Record excerpts:
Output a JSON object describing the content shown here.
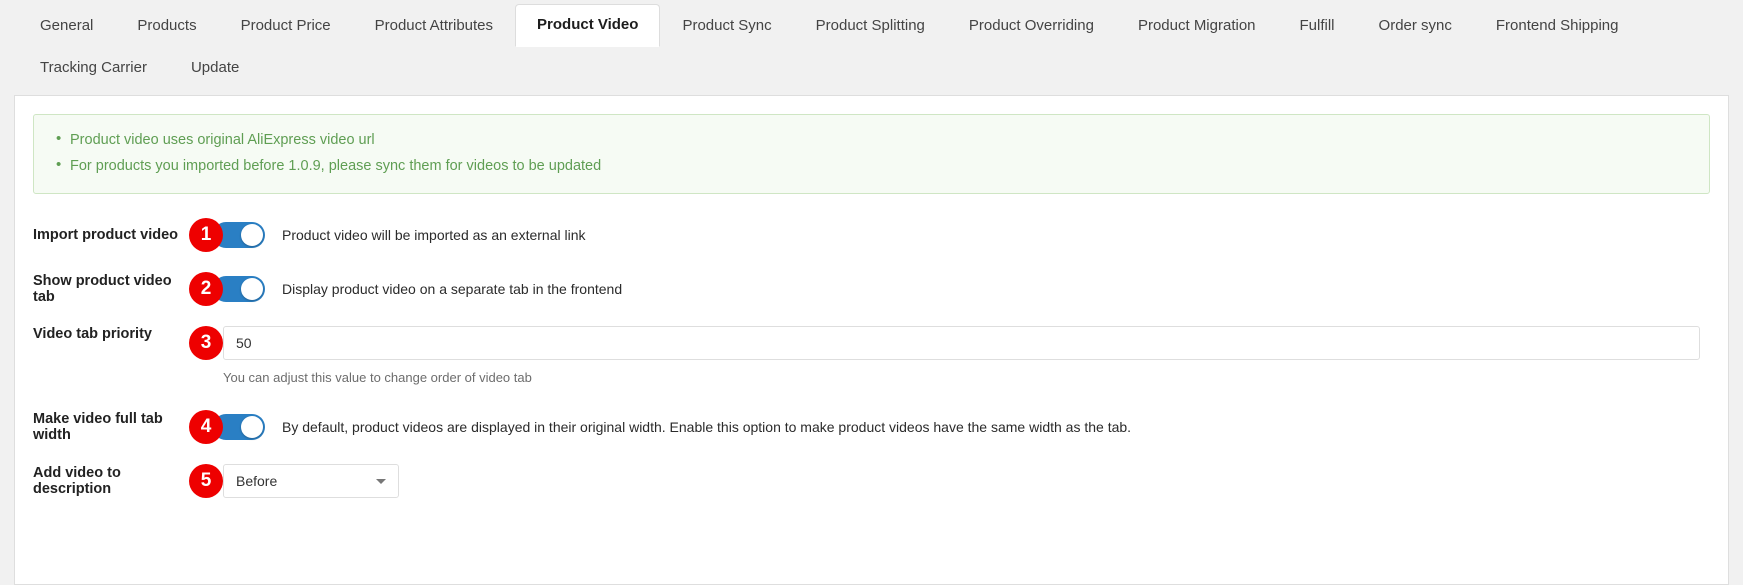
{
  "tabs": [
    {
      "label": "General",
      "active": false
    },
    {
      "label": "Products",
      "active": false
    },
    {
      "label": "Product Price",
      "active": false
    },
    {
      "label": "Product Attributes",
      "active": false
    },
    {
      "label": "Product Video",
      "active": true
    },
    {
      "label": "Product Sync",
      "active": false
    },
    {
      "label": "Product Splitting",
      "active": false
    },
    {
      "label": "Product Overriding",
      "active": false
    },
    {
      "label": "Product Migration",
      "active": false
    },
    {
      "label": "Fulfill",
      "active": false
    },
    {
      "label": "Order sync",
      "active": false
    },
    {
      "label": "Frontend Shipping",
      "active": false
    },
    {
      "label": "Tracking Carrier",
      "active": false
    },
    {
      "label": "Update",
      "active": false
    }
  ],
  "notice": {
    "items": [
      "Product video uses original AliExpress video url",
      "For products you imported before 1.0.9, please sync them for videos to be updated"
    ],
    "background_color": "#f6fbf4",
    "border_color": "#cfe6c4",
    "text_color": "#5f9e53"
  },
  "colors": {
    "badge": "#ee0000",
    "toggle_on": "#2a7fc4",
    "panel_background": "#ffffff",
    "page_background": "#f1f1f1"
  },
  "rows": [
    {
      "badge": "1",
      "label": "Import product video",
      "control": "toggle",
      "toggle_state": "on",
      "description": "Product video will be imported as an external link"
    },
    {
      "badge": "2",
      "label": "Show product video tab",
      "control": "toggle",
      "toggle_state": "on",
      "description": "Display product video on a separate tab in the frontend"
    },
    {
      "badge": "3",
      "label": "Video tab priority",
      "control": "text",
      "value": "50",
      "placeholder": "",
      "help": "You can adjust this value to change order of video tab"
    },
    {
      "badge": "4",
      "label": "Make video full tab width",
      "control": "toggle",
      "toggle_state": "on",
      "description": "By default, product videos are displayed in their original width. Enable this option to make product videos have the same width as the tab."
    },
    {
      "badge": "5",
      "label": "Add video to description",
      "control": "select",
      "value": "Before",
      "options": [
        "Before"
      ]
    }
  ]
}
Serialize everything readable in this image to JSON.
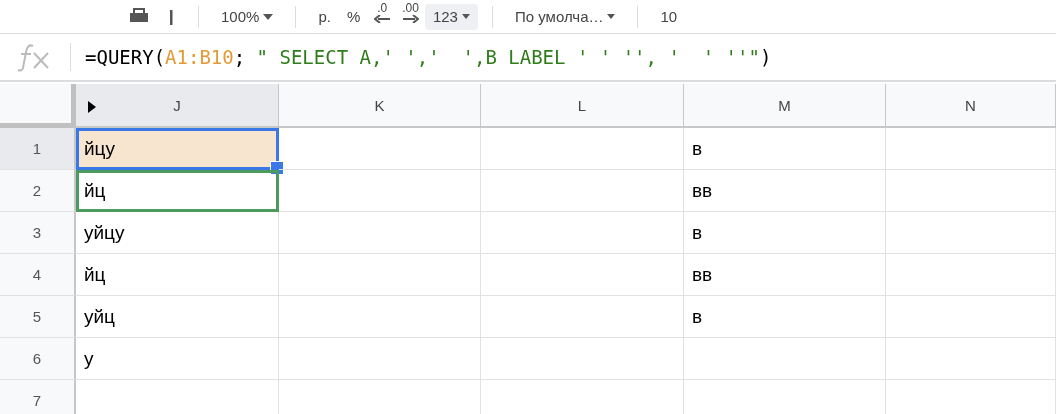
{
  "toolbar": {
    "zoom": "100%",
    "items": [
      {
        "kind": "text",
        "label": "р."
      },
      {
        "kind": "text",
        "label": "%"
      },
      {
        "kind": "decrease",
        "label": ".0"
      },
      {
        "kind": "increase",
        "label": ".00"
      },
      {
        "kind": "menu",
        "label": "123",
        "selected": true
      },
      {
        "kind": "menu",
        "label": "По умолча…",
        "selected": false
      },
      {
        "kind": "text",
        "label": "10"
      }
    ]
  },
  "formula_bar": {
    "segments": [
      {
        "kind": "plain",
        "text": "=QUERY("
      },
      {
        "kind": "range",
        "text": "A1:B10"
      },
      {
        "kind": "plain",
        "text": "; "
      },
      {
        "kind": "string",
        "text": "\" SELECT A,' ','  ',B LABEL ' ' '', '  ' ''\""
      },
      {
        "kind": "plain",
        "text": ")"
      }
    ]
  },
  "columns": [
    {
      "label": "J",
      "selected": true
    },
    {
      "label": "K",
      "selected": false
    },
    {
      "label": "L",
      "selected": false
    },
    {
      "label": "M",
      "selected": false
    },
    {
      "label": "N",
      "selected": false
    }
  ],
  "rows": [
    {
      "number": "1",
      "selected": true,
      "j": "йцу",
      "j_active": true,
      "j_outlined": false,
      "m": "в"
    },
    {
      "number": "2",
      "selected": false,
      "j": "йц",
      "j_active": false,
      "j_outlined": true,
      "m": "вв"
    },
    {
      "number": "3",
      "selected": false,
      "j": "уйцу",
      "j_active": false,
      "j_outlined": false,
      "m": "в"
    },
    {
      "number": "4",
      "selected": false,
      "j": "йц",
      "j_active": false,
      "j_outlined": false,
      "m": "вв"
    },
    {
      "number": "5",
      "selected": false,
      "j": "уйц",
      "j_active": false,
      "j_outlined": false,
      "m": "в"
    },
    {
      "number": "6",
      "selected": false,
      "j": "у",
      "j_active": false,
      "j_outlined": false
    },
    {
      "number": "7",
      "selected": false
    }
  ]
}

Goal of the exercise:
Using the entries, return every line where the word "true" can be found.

Answer to the problem:
      "active": true
        "selected": true
      "selected": true
      "selected": true,
      "j_active": true,
      "j_outlined": true,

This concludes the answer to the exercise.